I Love A Challenge #33
Recess in schools is often defined traditionally as outdoor physical activity. Though we would all agree that physical activity, and even being outdoors, is critical to the growth and development of children and youth, in some cases it may not be meeting the rest, leisure and play needs of all students.
When we explore those needs, we can quickly see that while some students benefit from moderate-to-vigorous physical activity during recess, others may benefit equally from quietly reading a book or completing a puzzle. Do our recess environments meet these needs? In order to adequately meet the needs of all students, we may need to re-define what recess means.
SO, WHY IS RECESS IMPORTANT AND HOW CAN WE BETTER SUPPORT STUDENTS THROUGH RECESS?
We choose to focus on recess this year because of the ever-present challenges with helping recess become a more meaningful space for students and school staff. Cold weather policies can prohibit outdoor time and are common hurdles for Alberta school communities. We also look to further action and knowledge-sharing around normalizing physical activity (PA) and movement throughout the entire school day, rather than emphasizing PA primarily during recess and physical education. By re-defining recess to something more akin to Article 31 of the UN Convention on the Rights of the Child (e.g., rest, play and leisure) we can complement the work by sharing ideas, techniques and strategies that can be employed during classroom/instructional time as well as the hours before- and after-school.
Our goal with physical literacy mentorship is to normalize physical activity across a student's school day by increasing:
- Physical activity opportunities for students within the school community;
- Physical activity opportunities for students outside of standard school hours;
- Teacher knowledge and self-efficacy around physical activity and aspects of well-being.
INCREASING PHYSICAL ACTIVITY OPPORTUNITIES WITHIN THE SCHOOL COMMUNITY
We recommend a variety of physical activity-based opportunities for students through the Alberta Medical Association (AMA) Youth Run Club; a cold-weather recess plan; adding and enhancing playground stencils; and loose parts play.

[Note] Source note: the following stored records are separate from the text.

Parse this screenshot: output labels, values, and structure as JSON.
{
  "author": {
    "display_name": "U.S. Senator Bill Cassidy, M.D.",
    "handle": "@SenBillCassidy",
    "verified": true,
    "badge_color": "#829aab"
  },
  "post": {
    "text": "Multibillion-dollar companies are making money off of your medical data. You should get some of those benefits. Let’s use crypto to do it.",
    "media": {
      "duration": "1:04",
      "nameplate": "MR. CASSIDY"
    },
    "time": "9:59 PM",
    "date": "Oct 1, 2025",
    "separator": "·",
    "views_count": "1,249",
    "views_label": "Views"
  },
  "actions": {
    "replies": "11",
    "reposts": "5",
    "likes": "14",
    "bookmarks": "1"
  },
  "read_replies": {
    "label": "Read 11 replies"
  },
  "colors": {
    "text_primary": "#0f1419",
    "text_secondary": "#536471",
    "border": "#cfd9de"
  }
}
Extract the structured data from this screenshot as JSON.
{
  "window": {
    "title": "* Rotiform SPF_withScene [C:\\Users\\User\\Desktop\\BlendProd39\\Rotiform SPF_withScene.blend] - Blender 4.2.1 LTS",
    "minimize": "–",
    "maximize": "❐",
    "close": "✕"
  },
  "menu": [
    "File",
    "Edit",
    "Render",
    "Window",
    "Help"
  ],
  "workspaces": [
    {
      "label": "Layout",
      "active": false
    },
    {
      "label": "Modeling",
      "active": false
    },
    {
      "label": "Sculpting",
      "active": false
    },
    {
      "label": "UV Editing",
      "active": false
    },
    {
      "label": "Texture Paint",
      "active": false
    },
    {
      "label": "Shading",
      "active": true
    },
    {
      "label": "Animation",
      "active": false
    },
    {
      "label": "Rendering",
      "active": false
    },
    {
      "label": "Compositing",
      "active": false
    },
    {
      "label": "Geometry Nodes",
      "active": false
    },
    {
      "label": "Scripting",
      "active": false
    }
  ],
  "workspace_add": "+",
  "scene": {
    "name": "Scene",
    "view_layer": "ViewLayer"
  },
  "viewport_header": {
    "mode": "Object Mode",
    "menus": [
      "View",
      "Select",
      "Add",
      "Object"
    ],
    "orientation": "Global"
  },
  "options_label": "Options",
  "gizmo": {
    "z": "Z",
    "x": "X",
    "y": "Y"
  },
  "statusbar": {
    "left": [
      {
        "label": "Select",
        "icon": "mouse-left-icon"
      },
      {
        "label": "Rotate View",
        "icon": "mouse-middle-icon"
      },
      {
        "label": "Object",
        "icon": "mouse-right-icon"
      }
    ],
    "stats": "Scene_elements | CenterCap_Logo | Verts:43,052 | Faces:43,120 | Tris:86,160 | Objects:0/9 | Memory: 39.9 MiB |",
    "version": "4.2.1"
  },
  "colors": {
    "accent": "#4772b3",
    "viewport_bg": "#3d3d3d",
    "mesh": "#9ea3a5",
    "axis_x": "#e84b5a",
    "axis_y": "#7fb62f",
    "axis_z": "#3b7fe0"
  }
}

Through the AMA Youth Run Club, a free, fun and flexible program, students were encouraged to be physically active in a non-traditional sport setting. The program draws participation from students who do not usually choose to be active through its inclusive resources and flexibility.
We have developed a Cold Weather Recess Planning Guide, recommending ways to increase physical activity when the temperature dips below what the school district allows for outdoor play. Strategies include a Polar Club, where parents can sign off for students to be outdoors at lower temperatures; and student recess leaders, who are older students that teach games to their younger peers indoors during recess time.
Playground stencils provide students with opportunities to engage with their environment to create play. Often, these stencils encourage self-directed play opportunities and students can be found playing alone or with their peers, creating and facilitating games amongst themselves.
Although not limited to recess times throughout the day, loose parts play is a natural fit for offering students another unstructured, play-based opportunity during the recess time. Check out our loose parts play landing page for more information!
INCREASING PHYSICAL ACTIVITY OPPORTUNITIES OUTSIDE OF SCHOOL HOURS
We connected students to Active School Travel, providing them with new ideas on how to move to and from school in a way that keeps them active and healthy. We also partnered with local recreation and community centres to provide passes for students and their families to visit the facilities and try out different programs.
Active School Travel (AST) encourages students to get outside and walk or wheel to school. Through AST, we work with the school and community to ensure safe routes to school within the community. This could look like changed traffic flow during high traffic times, no parking zones, bike safety courses, or many other things. There are even opportunities for students who don't live within the schools' walk zone to participate, such as by getting dropped off a few blocks from the school. Students who travel actively to school get in more physical activity per day, which can lead to better focus in class.
Partnering with recreation facilities not only increases the value of community, it also provides all families with access to physical activity — something that is a barrier, particularly for new Canadian families. It encourages the entire family to spend time together being active, which in turn can see students choosing to be active for life.
INCREASING TEACHER KNOWLEDGE AND SELF-EFFICACY AROUND PHYSICAL ACTIVITY AND ASPECTS OF WELL-BEING
Providing professional learning is something Ever Active Schools has always done well, so it is a natural fit within the physical literacy mentorship. We provided teachers with presentations around Recess, Loose Parts Play, Social and Emotional Learning, and Activity Permissive Learning Environments. By increasing teacher confidence and competence to facilitate physical activity, we help to normalize physical activity throughout the school day as an integration with other learning.